How to Calculate and Analyse Autocorrelation

The term autocorrelation is used to refer to the correlation between observations in the same time series. Essentially, an autocorrelated time series is one that is correlated with a lagged version of itself.

This is hugely important for the discovery of cyclical trends in a dataset. It helps us establish whether we can predict a repeated underlying pattern and add our residual variations on top of this. This can significantly help us in building our forecasts, because it provides the building block of any time series analysis -> the trend.

Autocorrelation is a summary statistic of our data. In order to define it, we have to discuss its components, which are in themselves, also summary statistics.

The expectation of a variable x is the mean value of that variable, denoted as E(x) or the greek symbol mu.

The variance of a variable is a measure of the spread of the data, specifically the expectation of the deviations from the mean squared, denoted as Var(x) = E[(x - mu)^2].

The standard deviation is another and more common metric for the spread of the data, since its units is the same as the data itself. It is represented by the greek letter sigma and calculated as the square root of the variance.

The covariance tells us how much two variables vary together, or “co-vary”. This is a useful measure to understand how two variables are correlated and is calculated using the following formula -> sigma(x,y) = E[(x - mu_x)(y - mu_y)].

An issue with our covariance measure is similar to that of the variance, in that this metric does not give us any comparable information. As an example, if you take the previous year of GBPUSD and GBPCHF prices, plotted below and calculate their covariance, we get a figure of 0.000382. This doesn’t tell us too much, there’s no limits for the values, all we can infer is that these two variables move together, since our covariance is greater than 0.

Enter correlation, which standardises our covariance by dividing it by the product of our two standard deviations. This ensures that our figure now has a minimum value of -1, a maximum value of +1, which makes it far easier for us to compare values. The correlation between GBPUSD and GBPCHF for the past year is 0.7514, which makes far more sense given the chart.

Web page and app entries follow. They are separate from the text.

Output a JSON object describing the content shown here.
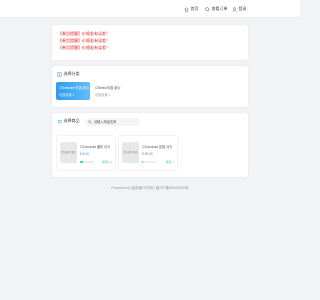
{
  "nav": {
    "home": "首页",
    "orders": "查看订单",
    "login": "登录"
  },
  "notices": [
    "【卷旨提醒】价格若有误差！",
    "【卷旨提醒】价格若有误差！",
    "【卷旨提醒】价格若有误差！"
  ],
  "categories": {
    "title": "选择分类",
    "items": [
      {
        "name": "CStelecled 可选 原价",
        "sub": "可选设置 1"
      },
      {
        "name": "CStelecl可选 原价",
        "sub": "可选设置 1"
      }
    ]
  },
  "products": {
    "title": "选择商品",
    "search_placeholder": "请输入商品名称",
    "image_placeholder": "默认图片预览",
    "items": [
      {
        "title": "CS/android 通讯 月卡",
        "price": "¥ 8.00",
        "stock": "库存 11",
        "stock_level": 0.2
      },
      {
        "title": "CS/android 定制 月卡",
        "price": "¥ 92.00",
        "stock": "库存 1",
        "stock_level": 0.05
      }
    ]
  },
  "footer": {
    "powered_by": "Powered by 独角兽代付网",
    "icp": "备ICP备00000000号"
  },
  "colors": {
    "accent": "#2f9bf0",
    "notice": "#e1251b",
    "stock": "#3ccfa2"
  }
}
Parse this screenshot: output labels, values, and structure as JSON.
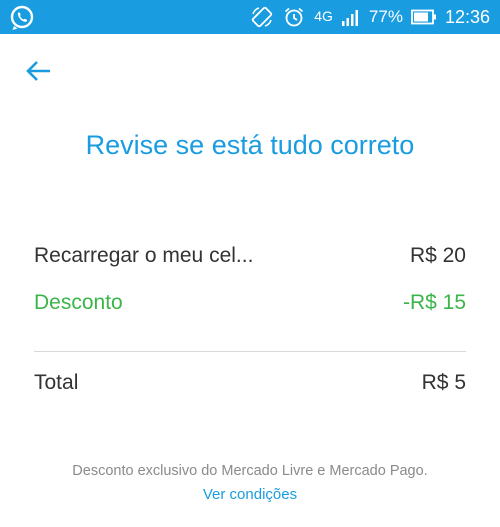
{
  "status_bar": {
    "app_icon": "whatsapp-icon",
    "icons": [
      "screen-rotation-icon",
      "alarm-icon",
      "signal-icon",
      "battery-icon"
    ],
    "network": "4G",
    "battery": "77%",
    "time": "12:36",
    "color": "#1a9ce0"
  },
  "header": {
    "back_icon": "arrow-left-icon"
  },
  "title": "Revise se está tudo correto",
  "summary": {
    "item_label": "Recarregar o meu cel...",
    "item_value": "R$ 20",
    "discount_label": "Desconto",
    "discount_value": "-R$ 15",
    "total_label": "Total",
    "total_value": "R$ 5"
  },
  "footer": {
    "note": "Desconto exclusivo do Mercado Livre e Mercado Pago.",
    "link": "Ver condições"
  },
  "colors": {
    "accent": "#1a9ce0",
    "discount": "#3bb54a",
    "text": "#333333",
    "muted": "#8a8a8a"
  }
}
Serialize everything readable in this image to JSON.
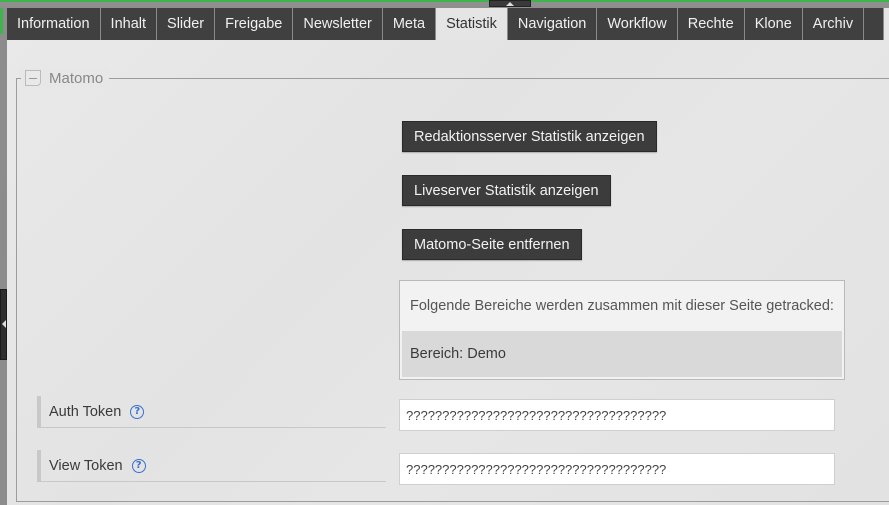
{
  "tabs": [
    {
      "label": "Information",
      "active": false
    },
    {
      "label": "Inhalt",
      "active": false
    },
    {
      "label": "Slider",
      "active": false
    },
    {
      "label": "Freigabe",
      "active": false
    },
    {
      "label": "Newsletter",
      "active": false
    },
    {
      "label": "Meta",
      "active": false
    },
    {
      "label": "Statistik",
      "active": true
    },
    {
      "label": "Navigation",
      "active": false
    },
    {
      "label": "Workflow",
      "active": false
    },
    {
      "label": "Rechte",
      "active": false
    },
    {
      "label": "Klone",
      "active": false
    },
    {
      "label": "Archiv",
      "active": false
    }
  ],
  "section": {
    "legend": "Matomo",
    "toggle_icon": "collapse-minus"
  },
  "buttons": {
    "editorial_stats": "Redaktionsserver Statistik anzeigen",
    "live_stats": "Liveserver Statistik anzeigen",
    "remove_site": "Matomo-Seite entfernen"
  },
  "tracking_info": {
    "heading": "Folgende Bereiche werden zusammen mit dieser Seite getracked:",
    "areas": [
      "Bereich: Demo"
    ]
  },
  "fields": {
    "auth_token": {
      "label": "Auth Token",
      "value": "????????????????????????????????????",
      "help_icon": "question-circle"
    },
    "view_token": {
      "label": "View Token",
      "value": "????????????????????????????????????",
      "help_icon": "question-circle"
    }
  },
  "colors": {
    "accent_green": "#3db54a",
    "tab_bg": "#404040",
    "help_blue": "#3a6fd0"
  }
}
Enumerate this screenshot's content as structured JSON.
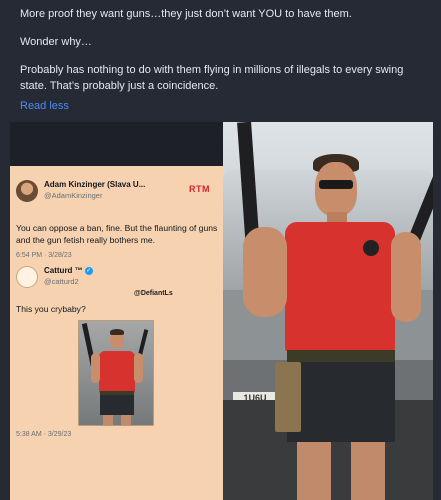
{
  "post": {
    "line1": "More proof they want guns…they just don’t want YOU to have them.",
    "line2": "Wonder why…",
    "line3": "Probably has nothing to do with them flying in millions of illegals to every swing state. That’s probably just a coincidence.",
    "read_less": "Read less"
  },
  "embedded": {
    "tweet1": {
      "name": "Adam Kinzinger (Slava U...",
      "handle": "@AdamKinzinger",
      "badge": "RTM",
      "text": "You can oppose a ban, fine.  But the flaunting of guns and the gun fetish really bothers me.",
      "meta": "6:54 PM · 3/28/23"
    },
    "tweet2": {
      "name": "Catturd ™",
      "handle": "@catturd2",
      "watermark": "@DefiantLs",
      "text": "This you crybaby?",
      "meta": "5:38 AM · 3/29/23"
    },
    "plate": "1U6U"
  },
  "colors": {
    "accent": "#4c8bf5",
    "background": "#262a35",
    "card": "#f6d2b1",
    "shirt": "#d8322f"
  }
}
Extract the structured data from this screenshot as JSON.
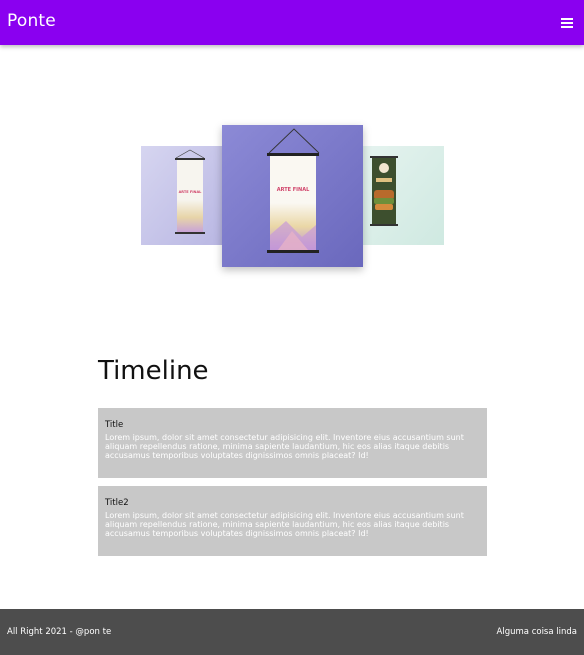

Autocorrelation requires one parameter, a lag k, the number of time steps our original time series is shifted to create our new one. We then calculate the correlation between these two time series using the same method just described, returning a figure, as before, in the range of [-1,1].

Python Implementation and Visualisation

In Python, we make use of the statsmodels package to run an autocorrelation calculation and visualisation, abbreviated as an acf plot. We can pass a parameter lags to the plot_acf() method which sets the max lags we wish to calculate autocorrelation for. The code below shows the implementation of this.

The shaded blue figure shows us a 5% significance boundary. If we observe a correlation outside this value, this indicates that we have enough evidence to suggest significant autocorrelation within our dataset.

Important Points

The inference from autocorrelation is not as simple as just finding the lag value with the highest correlation number. There are a few concepts that we should be aware of when we are analysing acf graphs.

Every lag contains the same dataset used in our calculations, so if we have one lag (other than 0, since the correlation for this would always be 1) that has a correlation significantly outside our boundary, we expect subsequent values to follow suit and also show high correlation. For us as analysts, this is not an ideal situation, when you look at the GBPUSD acf plot below this becomes apparent. We’ve taken almost 2 decades of history of incremental changes between each time period and the result of this is that our legs are all very close to 1. I will go into this in some more detail in next week’s article on Random Walk Models, where I will provide the formula to explain exactly how this phenomenon arises.

The kind of chart we see above doesn’t give us much direction in terms of building a forecast and the reason for that is because we can’t tie any autocorrelation to an external variable. When we see a time series that shows high correlation for certain lags, we need to be able to understand why those lags occur from a logical perspective. If we can’t explain the reason behind the correlation, then we don’t have a sophisticated model we can build, because in that case all we’re doing is using past data to try and predict future data without any additional intelligence.

As an example, take the dataset visualised below, which measures the number of sunspots each year over 3 centuries (1700 - 2008). Roughly every 11 years, the magnetic field of the sun flips and the north and south pole essentially switch places. At the beginning of each cycle, the sun has the lowest number of sunspots, whilst during the middle period it has the highest. This has become a measure of identifying how far through its Solar Cycle the Sun actually is.

The point I’m trying to raise through this example is that we have an external cause here. When we look at the autocorrelation charts, we see significant positive correlation at lags 10 and 11 and then 21 and 22. A chart like the one we see here is far more beneficial to an analyst because we have an underlying reason for why specific lags reject our initial hypothesis.

Autocorrelation isn’t always guaranteed to give you insights that will help you create a model. However, it is useful to check if your time series is at any point in time repeating past behaviour, because a deeper study might reveal more similarities between periods of economic activity that you can then use for future analysis and forecasts.


This article is inspired by the information from Chapter 8 of Advanced Algorithmic Trading by Michael Halls Moore on Serial Correlation.

Information on sunspots was provided by the following website on the Solar Cycle.